UDC is a very environmentally conscious organisation and as such as part of the DMT we needed to do our part. Along with the beach clean we each had to take part in a coral watch. This is an official project, of which UDC is the biggest contributor. Divers go down and monitor the health of the corals and report their findings.
After 3 weeks I only had 1 more task to complete! I needed to map a dive site! this was great fun, taking measurements and depths and mapping the corals! The challenge was to draw the map! I somehow produced something that was deemed good enough, but it cant have been by much!
And like that, I was a divemaster!!
Another video from Rhys shows a day in the life of the divemaster
The course was so much fun, both what was done on the course and the extra activities I did!
I went for an Eco walk around the island, exploring bat caves and learning about the islands eco systems.
I did a course about taking out divers with disabilities. This involved doing a dive with a blacked out mask and doing another with my legs tied up, to simulate various impairments! I really enjoyed these added challenges but it did make me think hard about adapting practises to allow anyone to experience the under water world.
Another memorable experience was a trip to water kay. A sand island nearby. This beautiful place was invaded by drunk divers for one hell of a party!
Now I know I said I was a divemaster, but before you can officially be a dive master you must complete your snorkel test. You put on a mask and snorkel and booze is poured down the snorkel. I was doing really well at mine until half a bottle of chilli sauce found its way into the snorkel! Thanks Dani!!
Ive never experienced burn like it! My hands and face were on fire!!!
On top of that, I had these wonderful encounters with Dolphins and whale sharks!!

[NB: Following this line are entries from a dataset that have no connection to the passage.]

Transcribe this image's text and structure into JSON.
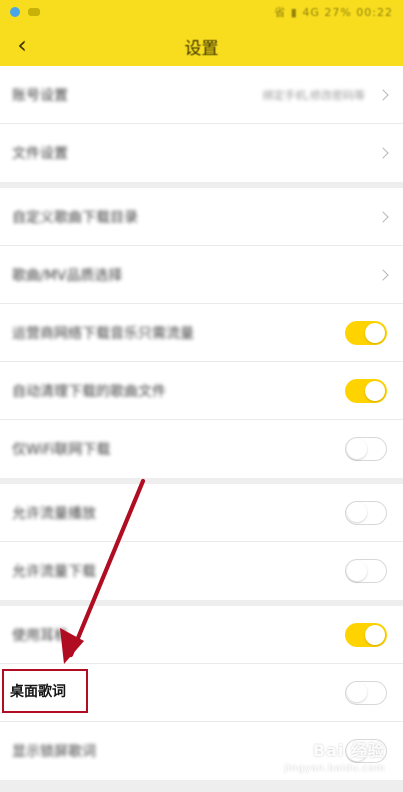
{
  "status_bar": {
    "right_text": "省 ▮ 4G 27% 00:22"
  },
  "appbar": {
    "title": "设置"
  },
  "groups": [
    {
      "items": [
        {
          "label": "账号设置",
          "value": "绑定手机,修改密码等",
          "control": "chevron"
        },
        {
          "label": "文件设置",
          "value": "",
          "control": "chevron"
        }
      ]
    },
    {
      "items": [
        {
          "label": "自定义歌曲下载目录",
          "value": "",
          "control": "chevron"
        },
        {
          "label": "歌曲/MV品质选择",
          "value": "",
          "control": "chevron"
        },
        {
          "label": "运营商网络下载音乐只需流量",
          "control": "toggle",
          "on": true
        },
        {
          "label": "自动清理下载的歌曲文件",
          "control": "toggle",
          "on": true
        },
        {
          "label": "仅WiFi联网下载",
          "control": "toggle",
          "on": false
        }
      ]
    },
    {
      "items": [
        {
          "label": "允许流量播放",
          "control": "toggle",
          "on": false
        },
        {
          "label": "允许流量下载",
          "control": "toggle",
          "on": false
        }
      ]
    },
    {
      "items": [
        {
          "label": "使用耳机",
          "control": "toggle",
          "on": true
        },
        {
          "label": "桌面歌词",
          "control": "toggle",
          "on": false
        },
        {
          "label": "显示锁屏歌词",
          "control": "toggle",
          "on": false
        }
      ]
    }
  ],
  "watermark": {
    "top": "Bai 经验",
    "bottom": "jingyan.baidu.com"
  },
  "colors": {
    "accent": "#ffd300",
    "annotation": "#b00d22"
  }
}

Id only planned to stay 4 weeks on Utila, but the experience id had with my Divemaster’s, coupled with a tax rebate, convinced me to stay and do my IDC. My instructor development course. To become an instructor, to be able to do what id seen the wonderful instructors at UDC doing! It was too good an opportunity to pass up!